Europe Northern Europe   world subregion Northern Europe continent Europe
Europe Western Europe France world name France subregion Western Europe
Europe Western Europe Germany world name Germany subregion Western Europe
Europe Western Europe Netherlan ds world name Netherland s subregion Western Europe
Europe Southern Europe Italy world name Italy subregion Southern Europe
Europe Southern Europe Spain world name Spain subregion Southern Europe
Europe Northern Europe United Kingdom world name United Kingdom subregion Northern Europe
Europe Northern Europe Denmark world name Denmark subregion Northern Europe

These can be requested and visualized independently:

  • for continents: Continents dataset Continents zones previewed
  • for sub-regions: Sub-regions dataset Sub-regions zones previewed
  • for countries: Countries dataset Countries zones previewed

The columns added by the “Populate basemaps” operation (current_type, current_id, parent_type, parent_id) are ready to use with in the hierarchy property:

query: [...]
geofeatures:
  query:
    "properties.basemap": "world"
  join:
    on:
      features: "current_id"
      data: "entity_name"
    how: "features"
hierarchy:
  parent: ["parent_type", "parent_id"]
  id: ["current_type", "current_id"]

Hierarchical dataset of world continents, subregions and countries Drilled view on western europe

Lazy

When having a lot of rows and levels, fetching everything at once can be costly and slow. That’s why it’s possible to load only the top drill level, then the subsequent ones only when required. See the docs about laziness in hierarchical datasets.

How to also lazy load our geographical zones the ame way we do with the data rows?

By default, when the lazy mode is activated, the hierarchy root, id and parent columns also applies to geofeatures. For this to work, geofeatures must have the same column in their properties.

With common hierarchy columns

Here is a very simple example of data and geofeatures that shares the same hierarchy columns (location and parent_location):

parent_location location value
  France 65000000
France Île-de-France 12000000
Île-de-France Paris 3000000
[
  {
    "properties": {
      "basemap": "france_zones",
      "location": "France"
    },
    "geometry": [...]
  },
  {
    "properties": {
      "basemap": "france_zones",
      "parent_location": "France",
      "location": "Île-de-France"
    },
    "geometry": [...]
  },
  {
    "properties": {
      "basemap": "france_zones",
      "parent_location": "Île-de-France",
      "location": "Paris"
    },
    "geometry": [...]
  }
]

In this case, the hierarchy configuration apply to both data and geofeatures:

query:
  domain: "france_data"

geofeatures:
  query:
    "properties.basemap": "france_zones"
  join:
    on:
      data: "location"
      features: "location"

hierarchy:
  id: ["location"]
  parent: ["parent_location"]

lazy: true

With different hierarchy columns

When data and features have different columns names representing the hierarchy, it’s possible to make them correspond by having one hierarchy property for the data and one for the geofeatures (with the same nomenclature as the usual hierarchy parameter (id, parent and root)).
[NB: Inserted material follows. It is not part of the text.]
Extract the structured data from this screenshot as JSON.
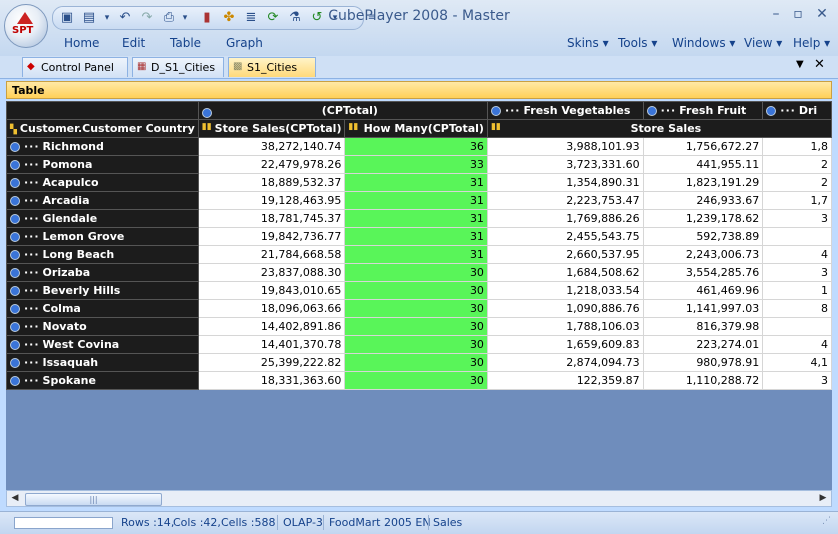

Here is a simple example:

parent_location location value
  France 65000000
France Île-de-France 12000000
Île-de-France Paris 3000000
[
  {
    "properties": {
      "basemap": "france_zones",
      "zone_id": "France"
    },
    "geometry": [...]
  },
  {
    "properties": {
      "basemap": "france_zones",
      "parent_zone_id": "France",
      "zone_id": "Île-de-France"
    },
    "geometry": [...]
  },
  {
    "properties": {
      "basemap": "france_zones",
      "parent_zone_id": "Île-de-France",
      "zone_id": "Paris"
    },
    "geometry": [...]
  }
]

In this case, the hierarchy configuration must be different for data and geofeatures:

query:
  domain: "france_data"

hierarchy:
  id: ["location"]
  parent: ["parent_location"]

geofeatures:
  query:
    "properties.basemap": "france_zones"
  join:
    on:
      data: "zone_id"
      features: "location"
  hierarchy:
    id: ["zone_id"]
    parent: ["parent_zone_id"]

lazy: true

Use it in charts!

The mapchart will now display the zones associated to its zones dataset, without any extra configuration.

See some examples on the mapchart docs.